─── Input data
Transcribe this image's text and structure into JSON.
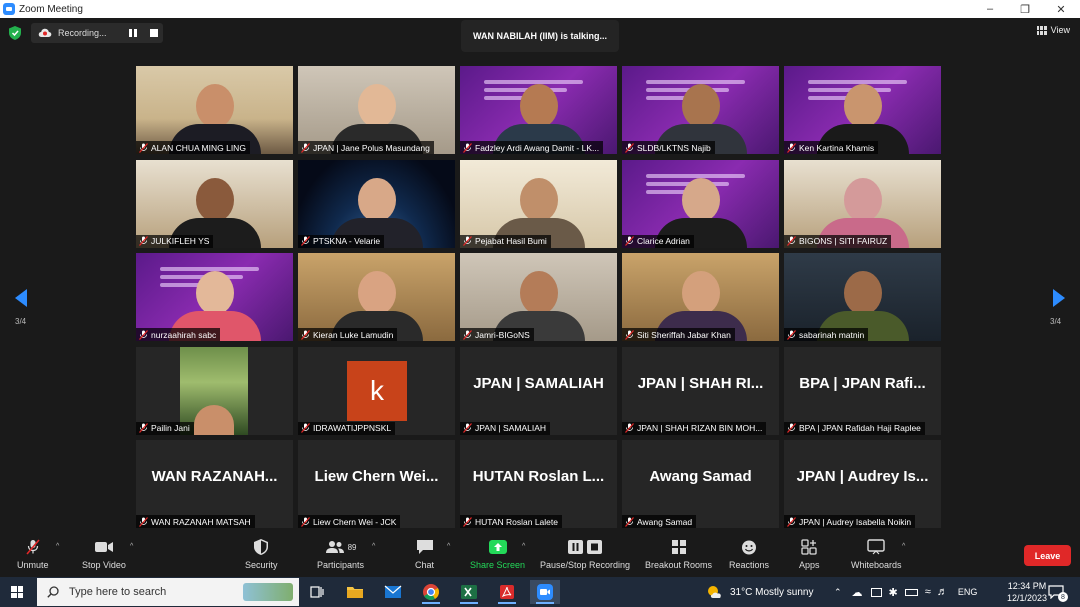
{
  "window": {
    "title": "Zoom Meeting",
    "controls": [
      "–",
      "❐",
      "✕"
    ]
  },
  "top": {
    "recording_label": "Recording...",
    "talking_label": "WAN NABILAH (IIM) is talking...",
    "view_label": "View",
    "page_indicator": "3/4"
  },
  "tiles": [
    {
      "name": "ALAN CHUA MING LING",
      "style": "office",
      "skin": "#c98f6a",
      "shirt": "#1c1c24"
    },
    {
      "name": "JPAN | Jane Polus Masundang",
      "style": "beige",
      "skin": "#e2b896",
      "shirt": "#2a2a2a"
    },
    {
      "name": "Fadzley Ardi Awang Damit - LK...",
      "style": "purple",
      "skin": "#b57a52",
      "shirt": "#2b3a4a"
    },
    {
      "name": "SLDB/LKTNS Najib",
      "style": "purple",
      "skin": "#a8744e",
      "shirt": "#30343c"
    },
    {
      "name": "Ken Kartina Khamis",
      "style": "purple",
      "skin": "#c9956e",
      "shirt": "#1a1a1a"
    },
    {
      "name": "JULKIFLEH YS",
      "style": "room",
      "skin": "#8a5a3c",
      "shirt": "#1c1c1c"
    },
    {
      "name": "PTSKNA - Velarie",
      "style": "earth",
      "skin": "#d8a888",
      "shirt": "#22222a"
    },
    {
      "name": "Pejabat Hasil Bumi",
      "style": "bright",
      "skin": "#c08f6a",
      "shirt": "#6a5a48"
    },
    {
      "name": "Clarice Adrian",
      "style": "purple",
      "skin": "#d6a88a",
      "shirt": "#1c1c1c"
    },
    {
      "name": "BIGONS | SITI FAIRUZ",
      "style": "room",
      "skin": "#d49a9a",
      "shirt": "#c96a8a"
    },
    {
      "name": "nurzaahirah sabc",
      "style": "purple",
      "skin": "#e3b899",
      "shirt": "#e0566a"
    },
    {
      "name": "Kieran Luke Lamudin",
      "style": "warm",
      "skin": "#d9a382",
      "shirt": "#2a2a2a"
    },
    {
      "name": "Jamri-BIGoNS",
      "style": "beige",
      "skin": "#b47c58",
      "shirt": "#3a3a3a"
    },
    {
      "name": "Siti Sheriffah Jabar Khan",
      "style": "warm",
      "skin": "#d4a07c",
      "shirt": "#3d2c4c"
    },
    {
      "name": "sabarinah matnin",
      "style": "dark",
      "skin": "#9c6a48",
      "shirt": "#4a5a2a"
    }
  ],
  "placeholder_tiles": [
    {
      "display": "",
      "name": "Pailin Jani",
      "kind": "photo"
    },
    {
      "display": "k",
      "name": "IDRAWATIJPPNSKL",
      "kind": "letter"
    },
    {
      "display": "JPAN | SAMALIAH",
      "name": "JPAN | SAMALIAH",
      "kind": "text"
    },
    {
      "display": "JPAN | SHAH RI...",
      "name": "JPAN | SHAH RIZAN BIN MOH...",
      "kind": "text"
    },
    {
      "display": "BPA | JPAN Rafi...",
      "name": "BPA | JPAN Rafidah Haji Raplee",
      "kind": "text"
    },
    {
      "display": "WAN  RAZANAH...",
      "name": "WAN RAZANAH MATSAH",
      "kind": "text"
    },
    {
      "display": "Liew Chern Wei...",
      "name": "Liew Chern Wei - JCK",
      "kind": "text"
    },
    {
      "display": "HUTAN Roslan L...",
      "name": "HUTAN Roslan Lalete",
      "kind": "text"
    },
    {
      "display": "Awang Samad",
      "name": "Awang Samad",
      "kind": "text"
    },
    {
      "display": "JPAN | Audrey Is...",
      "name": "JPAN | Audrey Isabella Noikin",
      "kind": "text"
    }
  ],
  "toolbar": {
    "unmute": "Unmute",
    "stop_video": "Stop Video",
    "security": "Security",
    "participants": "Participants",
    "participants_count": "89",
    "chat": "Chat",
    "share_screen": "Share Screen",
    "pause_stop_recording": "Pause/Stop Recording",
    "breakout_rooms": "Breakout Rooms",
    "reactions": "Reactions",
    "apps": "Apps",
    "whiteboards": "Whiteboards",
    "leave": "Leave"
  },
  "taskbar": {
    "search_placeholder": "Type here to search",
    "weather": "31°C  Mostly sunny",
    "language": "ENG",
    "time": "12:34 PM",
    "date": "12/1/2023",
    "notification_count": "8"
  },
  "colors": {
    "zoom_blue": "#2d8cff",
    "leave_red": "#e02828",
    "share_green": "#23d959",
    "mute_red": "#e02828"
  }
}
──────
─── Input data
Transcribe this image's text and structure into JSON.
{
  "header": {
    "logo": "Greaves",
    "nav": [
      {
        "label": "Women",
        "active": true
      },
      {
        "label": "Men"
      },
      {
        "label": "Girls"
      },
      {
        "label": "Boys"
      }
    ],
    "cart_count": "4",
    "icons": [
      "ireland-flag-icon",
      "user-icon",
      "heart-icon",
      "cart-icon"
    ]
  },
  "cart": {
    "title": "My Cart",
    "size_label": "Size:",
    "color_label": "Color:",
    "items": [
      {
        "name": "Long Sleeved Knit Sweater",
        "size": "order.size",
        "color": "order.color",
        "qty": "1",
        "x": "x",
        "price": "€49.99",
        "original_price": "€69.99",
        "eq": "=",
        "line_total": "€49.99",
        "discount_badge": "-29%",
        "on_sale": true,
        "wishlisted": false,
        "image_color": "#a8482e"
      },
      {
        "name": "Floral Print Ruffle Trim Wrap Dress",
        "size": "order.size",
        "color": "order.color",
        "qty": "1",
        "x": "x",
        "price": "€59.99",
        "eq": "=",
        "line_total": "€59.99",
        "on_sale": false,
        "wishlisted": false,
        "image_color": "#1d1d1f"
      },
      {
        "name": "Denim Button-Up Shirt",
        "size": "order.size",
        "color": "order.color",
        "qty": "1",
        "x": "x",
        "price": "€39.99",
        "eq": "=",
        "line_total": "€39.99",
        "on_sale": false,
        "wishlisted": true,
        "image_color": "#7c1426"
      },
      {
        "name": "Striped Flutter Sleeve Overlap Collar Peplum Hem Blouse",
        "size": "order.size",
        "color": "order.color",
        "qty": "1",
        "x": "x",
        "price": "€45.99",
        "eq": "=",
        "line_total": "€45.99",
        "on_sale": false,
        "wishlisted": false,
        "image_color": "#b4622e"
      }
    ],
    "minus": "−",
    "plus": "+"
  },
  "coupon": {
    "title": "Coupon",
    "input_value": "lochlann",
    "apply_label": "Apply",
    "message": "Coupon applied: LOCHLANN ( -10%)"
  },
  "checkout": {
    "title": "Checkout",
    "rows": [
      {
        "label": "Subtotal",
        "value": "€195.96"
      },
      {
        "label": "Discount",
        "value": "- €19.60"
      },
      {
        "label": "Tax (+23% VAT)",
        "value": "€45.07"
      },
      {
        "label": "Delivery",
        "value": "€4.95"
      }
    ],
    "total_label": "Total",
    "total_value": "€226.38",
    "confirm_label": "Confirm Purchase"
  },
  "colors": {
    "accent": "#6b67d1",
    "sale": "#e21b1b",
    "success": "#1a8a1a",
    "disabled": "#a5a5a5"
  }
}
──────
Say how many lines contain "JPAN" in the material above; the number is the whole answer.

◆ Written reply
9